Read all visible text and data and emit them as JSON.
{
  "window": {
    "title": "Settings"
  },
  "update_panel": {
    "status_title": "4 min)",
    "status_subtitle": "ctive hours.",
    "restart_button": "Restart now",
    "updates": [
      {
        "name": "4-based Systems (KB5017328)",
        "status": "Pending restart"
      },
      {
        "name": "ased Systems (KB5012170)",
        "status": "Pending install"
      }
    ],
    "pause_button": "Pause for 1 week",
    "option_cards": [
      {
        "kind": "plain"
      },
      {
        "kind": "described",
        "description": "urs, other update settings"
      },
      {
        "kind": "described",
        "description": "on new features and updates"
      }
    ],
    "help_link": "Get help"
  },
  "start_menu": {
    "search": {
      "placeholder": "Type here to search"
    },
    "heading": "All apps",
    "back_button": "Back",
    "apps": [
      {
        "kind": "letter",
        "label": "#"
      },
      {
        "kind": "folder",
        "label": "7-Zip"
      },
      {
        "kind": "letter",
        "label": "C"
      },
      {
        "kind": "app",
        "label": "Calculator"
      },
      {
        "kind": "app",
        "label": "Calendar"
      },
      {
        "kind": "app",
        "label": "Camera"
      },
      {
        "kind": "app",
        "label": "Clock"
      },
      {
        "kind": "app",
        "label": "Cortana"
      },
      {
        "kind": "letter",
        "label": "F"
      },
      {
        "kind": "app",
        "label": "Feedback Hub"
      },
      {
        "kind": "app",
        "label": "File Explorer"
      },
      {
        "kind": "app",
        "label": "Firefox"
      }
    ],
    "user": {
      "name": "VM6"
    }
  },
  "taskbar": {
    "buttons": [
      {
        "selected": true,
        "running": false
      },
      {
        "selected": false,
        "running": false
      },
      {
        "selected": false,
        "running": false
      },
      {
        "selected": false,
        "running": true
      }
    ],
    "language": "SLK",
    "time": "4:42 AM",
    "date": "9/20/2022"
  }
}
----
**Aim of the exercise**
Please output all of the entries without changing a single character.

**Answer area**
Read all visible text and data and emit them as JSON.
{
  "window": {
    "title": "Settings"
  },
  "update_panel": {
    "status_title": "4 min)",
    "status_subtitle": "ctive hours.",
    "restart_button": "Restart now",
    "updates": [
      {
        "name": "4-based Systems (KB5017328)",
        "status": "Pending restart"
      },
      {
        "name": "ased Systems (KB5012170)",
        "status": "Pending install"
      }
    ],
    "pause_button": "Pause for 1 week",
    "option_cards": [
      {
        "kind": "plain"
      },
      {
        "kind": "described",
        "description": "urs, other update settings"
      },
      {
        "kind": "described",
        "description": "on new features and updates"
      }
    ],
    "help_link": "Get help"
  },
  "start_menu": {
    "search": {
      "placeholder": "Type here to search"
    },
    "heading": "All apps",
    "back_button": "Back",
    "apps": [
      {
        "kind": "letter",
        "label": "#"
      },
      {
        "kind": "folder",
        "label": "7-Zip"
      },
      {
        "kind": "letter",
        "label": "C"
      },
      {
        "kind": "app",
        "label": "Calculator"
      },
      {
        "kind": "app",
        "label": "Calendar"
      },
      {
        "kind": "app",
        "label": "Camera"
      },
      {
        "kind": "app",
        "label": "Clock"
      },
      {
        "kind": "app",
        "label": "Cortana"
      },
      {
        "kind": "letter",
        "label": "F"
      },
      {
        "kind": "app",
        "label": "Feedback Hub"
      },
      {
        "kind": "app",
        "label": "File Explorer"
      },
      {
        "kind": "app",
        "label": "Firefox"
      }
    ],
    "user": {
      "name": "VM6"
    }
  },
  "taskbar": {
    "buttons": [
      {
        "selected": true,
        "running": false
      },
      {
        "selected": false,
        "running": false
      },
      {
        "selected": false,
        "running": false
      },
      {
        "selected": false,
        "running": true
      }
    ],
    "language": "SLK",
    "time": "4:42 AM",
    "date": "9/20/2022"
  }
}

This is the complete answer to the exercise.